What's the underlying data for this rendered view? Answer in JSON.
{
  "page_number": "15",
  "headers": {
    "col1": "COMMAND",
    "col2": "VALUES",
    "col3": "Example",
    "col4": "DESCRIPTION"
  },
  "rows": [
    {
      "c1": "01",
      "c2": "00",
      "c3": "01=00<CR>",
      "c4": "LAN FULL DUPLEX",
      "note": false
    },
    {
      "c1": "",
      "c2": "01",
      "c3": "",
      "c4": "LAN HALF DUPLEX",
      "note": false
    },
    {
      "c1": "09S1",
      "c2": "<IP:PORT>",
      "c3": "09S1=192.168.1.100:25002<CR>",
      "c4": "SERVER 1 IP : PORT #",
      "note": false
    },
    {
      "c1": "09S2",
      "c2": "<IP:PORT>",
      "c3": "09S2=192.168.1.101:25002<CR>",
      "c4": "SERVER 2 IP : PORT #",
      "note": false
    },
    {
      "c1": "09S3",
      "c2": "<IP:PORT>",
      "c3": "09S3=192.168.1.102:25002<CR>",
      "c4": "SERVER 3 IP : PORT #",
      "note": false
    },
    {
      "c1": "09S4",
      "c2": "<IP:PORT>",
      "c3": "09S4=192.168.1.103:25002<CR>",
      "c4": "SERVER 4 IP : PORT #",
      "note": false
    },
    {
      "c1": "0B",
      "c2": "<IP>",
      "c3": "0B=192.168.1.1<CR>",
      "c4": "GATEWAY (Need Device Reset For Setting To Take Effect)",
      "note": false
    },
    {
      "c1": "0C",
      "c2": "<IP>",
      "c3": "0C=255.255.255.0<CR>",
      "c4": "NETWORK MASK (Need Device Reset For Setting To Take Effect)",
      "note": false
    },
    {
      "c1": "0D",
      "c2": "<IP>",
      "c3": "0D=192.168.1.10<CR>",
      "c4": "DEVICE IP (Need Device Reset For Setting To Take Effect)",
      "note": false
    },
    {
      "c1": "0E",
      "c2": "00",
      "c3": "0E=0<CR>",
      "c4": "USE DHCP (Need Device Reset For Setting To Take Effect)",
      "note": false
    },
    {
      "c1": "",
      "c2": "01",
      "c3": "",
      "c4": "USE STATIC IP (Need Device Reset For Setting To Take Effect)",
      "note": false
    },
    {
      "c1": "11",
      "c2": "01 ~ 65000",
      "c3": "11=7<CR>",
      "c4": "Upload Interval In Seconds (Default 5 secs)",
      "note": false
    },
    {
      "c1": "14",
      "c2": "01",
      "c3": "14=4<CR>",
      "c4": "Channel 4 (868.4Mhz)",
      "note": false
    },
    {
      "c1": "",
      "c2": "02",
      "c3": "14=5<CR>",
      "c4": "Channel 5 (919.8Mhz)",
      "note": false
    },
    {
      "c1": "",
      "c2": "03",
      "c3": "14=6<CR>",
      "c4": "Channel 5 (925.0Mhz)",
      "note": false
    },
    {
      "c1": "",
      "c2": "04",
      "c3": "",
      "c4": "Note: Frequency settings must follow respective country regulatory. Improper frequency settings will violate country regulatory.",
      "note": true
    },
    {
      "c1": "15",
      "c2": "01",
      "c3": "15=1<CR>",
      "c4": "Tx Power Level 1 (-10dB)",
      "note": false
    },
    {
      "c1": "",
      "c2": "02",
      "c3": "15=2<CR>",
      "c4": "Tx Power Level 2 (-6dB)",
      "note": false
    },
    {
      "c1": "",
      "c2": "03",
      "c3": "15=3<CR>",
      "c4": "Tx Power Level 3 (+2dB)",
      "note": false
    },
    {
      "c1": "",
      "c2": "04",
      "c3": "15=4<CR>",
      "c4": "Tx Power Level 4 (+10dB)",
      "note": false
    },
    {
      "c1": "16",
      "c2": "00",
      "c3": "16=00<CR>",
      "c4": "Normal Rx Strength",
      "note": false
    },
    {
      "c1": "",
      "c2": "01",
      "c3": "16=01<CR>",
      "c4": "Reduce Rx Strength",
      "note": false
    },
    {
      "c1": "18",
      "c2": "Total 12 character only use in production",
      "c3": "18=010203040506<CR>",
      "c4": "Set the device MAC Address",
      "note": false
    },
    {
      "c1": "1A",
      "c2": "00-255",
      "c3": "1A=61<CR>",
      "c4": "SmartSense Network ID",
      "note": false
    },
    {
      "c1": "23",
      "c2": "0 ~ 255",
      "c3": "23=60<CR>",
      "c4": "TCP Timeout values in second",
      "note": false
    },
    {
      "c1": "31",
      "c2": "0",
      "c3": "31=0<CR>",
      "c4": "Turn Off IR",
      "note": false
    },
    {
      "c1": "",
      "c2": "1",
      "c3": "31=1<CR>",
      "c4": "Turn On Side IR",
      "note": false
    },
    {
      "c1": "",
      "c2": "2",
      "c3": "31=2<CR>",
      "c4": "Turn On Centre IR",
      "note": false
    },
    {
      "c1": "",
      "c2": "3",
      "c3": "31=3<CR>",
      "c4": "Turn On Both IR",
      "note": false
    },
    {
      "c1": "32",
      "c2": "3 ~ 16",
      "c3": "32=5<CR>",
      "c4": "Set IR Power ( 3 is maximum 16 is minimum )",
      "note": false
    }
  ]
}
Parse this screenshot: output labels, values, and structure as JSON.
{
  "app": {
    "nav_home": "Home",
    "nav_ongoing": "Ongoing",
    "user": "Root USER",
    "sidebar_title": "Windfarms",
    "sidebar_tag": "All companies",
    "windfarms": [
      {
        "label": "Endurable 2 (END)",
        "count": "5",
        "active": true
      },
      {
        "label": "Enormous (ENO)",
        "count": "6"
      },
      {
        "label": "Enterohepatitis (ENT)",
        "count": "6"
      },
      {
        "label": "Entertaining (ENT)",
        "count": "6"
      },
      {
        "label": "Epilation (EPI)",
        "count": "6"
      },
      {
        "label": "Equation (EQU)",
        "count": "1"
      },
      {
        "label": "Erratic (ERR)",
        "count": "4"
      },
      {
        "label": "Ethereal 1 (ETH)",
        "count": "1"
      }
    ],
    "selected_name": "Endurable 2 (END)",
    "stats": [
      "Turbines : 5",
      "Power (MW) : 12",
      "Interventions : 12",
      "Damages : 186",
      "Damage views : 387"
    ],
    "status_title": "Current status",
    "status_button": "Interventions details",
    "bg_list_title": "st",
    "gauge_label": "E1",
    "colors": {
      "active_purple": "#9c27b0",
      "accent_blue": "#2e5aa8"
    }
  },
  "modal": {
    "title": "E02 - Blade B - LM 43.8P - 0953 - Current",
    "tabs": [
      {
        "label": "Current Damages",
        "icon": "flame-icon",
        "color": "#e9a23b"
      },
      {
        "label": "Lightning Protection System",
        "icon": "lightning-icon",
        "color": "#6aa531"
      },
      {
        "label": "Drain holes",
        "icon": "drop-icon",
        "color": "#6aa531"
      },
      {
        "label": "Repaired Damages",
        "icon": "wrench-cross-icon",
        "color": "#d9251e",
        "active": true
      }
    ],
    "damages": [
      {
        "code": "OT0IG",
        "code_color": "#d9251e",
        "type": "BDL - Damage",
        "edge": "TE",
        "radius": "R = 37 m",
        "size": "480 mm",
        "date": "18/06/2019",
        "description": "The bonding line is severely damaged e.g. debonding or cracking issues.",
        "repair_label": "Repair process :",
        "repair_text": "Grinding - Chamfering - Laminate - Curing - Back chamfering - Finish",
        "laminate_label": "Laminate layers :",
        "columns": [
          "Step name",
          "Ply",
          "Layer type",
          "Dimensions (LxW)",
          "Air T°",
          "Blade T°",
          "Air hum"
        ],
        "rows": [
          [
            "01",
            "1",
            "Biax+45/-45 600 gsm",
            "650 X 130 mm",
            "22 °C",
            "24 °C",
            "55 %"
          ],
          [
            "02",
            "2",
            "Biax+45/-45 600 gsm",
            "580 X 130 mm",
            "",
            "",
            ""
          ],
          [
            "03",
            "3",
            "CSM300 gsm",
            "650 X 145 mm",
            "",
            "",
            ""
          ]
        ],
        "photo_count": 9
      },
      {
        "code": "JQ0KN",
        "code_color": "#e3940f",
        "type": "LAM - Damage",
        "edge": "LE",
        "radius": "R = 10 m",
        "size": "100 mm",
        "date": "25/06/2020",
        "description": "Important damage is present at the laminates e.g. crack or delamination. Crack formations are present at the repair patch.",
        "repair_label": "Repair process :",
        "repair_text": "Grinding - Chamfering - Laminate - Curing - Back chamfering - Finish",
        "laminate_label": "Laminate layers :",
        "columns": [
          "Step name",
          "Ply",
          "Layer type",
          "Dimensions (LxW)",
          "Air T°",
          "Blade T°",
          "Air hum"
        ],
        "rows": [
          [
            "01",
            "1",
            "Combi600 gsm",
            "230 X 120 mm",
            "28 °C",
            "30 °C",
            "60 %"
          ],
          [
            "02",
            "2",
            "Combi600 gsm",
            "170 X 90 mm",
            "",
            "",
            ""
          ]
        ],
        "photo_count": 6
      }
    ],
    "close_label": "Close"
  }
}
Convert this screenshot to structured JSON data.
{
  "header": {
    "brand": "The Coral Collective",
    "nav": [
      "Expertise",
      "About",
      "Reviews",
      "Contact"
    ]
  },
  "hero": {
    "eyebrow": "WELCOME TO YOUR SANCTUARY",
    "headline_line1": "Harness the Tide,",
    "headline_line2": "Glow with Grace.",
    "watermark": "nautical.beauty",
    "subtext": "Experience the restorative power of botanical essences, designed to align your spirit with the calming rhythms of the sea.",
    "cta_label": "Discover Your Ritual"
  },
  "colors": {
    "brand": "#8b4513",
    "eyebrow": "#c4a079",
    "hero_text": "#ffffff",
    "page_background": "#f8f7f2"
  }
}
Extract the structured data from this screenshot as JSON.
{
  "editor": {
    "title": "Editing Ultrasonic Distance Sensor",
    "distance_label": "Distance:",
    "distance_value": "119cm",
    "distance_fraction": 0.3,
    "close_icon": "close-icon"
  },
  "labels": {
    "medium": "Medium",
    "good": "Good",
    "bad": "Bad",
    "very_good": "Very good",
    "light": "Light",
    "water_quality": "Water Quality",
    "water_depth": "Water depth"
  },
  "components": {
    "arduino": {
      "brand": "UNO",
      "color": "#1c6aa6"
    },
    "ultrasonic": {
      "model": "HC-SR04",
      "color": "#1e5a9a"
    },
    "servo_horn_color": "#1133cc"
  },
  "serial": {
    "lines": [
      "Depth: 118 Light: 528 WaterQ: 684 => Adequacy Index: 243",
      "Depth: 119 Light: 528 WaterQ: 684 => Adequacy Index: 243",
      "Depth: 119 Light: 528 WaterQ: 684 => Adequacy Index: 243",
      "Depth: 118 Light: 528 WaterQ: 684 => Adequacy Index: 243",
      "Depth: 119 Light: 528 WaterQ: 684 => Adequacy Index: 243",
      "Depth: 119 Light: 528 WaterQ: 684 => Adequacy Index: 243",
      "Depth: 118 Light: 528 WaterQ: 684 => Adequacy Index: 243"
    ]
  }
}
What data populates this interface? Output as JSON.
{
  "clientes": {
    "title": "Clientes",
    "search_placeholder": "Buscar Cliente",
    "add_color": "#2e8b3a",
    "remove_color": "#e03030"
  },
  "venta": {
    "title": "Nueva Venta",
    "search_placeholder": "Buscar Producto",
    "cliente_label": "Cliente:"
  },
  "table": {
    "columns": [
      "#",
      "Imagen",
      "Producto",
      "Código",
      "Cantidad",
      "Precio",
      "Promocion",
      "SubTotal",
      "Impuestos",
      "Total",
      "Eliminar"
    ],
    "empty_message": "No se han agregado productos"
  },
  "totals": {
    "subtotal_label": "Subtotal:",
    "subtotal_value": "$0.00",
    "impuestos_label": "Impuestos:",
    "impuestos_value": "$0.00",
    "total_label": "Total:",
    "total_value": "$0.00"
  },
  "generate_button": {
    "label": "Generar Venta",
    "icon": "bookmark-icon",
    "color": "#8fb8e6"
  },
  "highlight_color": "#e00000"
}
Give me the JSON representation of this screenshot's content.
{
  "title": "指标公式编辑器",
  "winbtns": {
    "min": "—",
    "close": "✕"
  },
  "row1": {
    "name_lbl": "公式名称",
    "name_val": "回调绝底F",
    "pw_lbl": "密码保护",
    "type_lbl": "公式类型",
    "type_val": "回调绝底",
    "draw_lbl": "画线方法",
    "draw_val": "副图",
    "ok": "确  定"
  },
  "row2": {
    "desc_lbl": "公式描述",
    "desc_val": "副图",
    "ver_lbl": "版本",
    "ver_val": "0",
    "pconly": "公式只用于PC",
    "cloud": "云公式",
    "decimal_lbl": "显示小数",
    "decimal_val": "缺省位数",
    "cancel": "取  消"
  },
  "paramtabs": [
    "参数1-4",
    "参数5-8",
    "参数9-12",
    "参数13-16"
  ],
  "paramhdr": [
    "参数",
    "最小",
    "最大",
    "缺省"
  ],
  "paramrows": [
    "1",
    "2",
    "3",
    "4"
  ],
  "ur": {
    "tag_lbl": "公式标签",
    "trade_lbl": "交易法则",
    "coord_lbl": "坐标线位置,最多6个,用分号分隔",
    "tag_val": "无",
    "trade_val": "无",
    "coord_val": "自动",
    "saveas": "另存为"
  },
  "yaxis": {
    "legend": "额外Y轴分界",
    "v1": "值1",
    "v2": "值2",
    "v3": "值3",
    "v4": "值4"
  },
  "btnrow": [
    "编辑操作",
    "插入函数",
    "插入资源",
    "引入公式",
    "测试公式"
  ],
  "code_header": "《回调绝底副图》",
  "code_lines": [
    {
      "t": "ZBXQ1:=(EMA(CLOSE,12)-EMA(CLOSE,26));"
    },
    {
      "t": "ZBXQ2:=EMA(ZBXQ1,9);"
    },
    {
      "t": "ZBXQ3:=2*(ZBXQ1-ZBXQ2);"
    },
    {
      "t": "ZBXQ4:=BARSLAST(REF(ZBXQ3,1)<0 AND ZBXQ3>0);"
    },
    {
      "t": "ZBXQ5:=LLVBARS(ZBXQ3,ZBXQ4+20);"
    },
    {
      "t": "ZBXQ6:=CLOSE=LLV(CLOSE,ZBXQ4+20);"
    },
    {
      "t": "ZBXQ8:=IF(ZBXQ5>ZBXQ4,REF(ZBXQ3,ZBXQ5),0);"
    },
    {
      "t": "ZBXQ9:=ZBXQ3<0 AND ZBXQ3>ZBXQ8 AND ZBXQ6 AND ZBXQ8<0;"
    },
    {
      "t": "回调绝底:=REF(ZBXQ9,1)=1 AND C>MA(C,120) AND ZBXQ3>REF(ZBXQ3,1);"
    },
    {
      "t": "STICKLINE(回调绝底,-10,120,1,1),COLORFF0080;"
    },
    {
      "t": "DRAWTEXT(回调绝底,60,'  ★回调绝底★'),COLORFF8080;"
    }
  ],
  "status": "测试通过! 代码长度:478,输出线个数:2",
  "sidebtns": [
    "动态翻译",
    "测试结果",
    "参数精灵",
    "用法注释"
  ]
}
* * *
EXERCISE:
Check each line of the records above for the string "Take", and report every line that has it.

SOLUTION TO THE EXERCISE:
      "c4": "GATEWAY (Need Device Reset For Setting To Take Effect)",
      "c4": "NETWORK MASK (Need Device Reset For Setting To Take Effect)",
      "c4": "DEVICE IP (Need Device Reset For Setting To Take Effect)",
      "c4": "USE DHCP (Need Device Reset For Setting To Take Effect)",
      "c4": "USE STATIC IP (Need Device Reset For Setting To Take Effect)",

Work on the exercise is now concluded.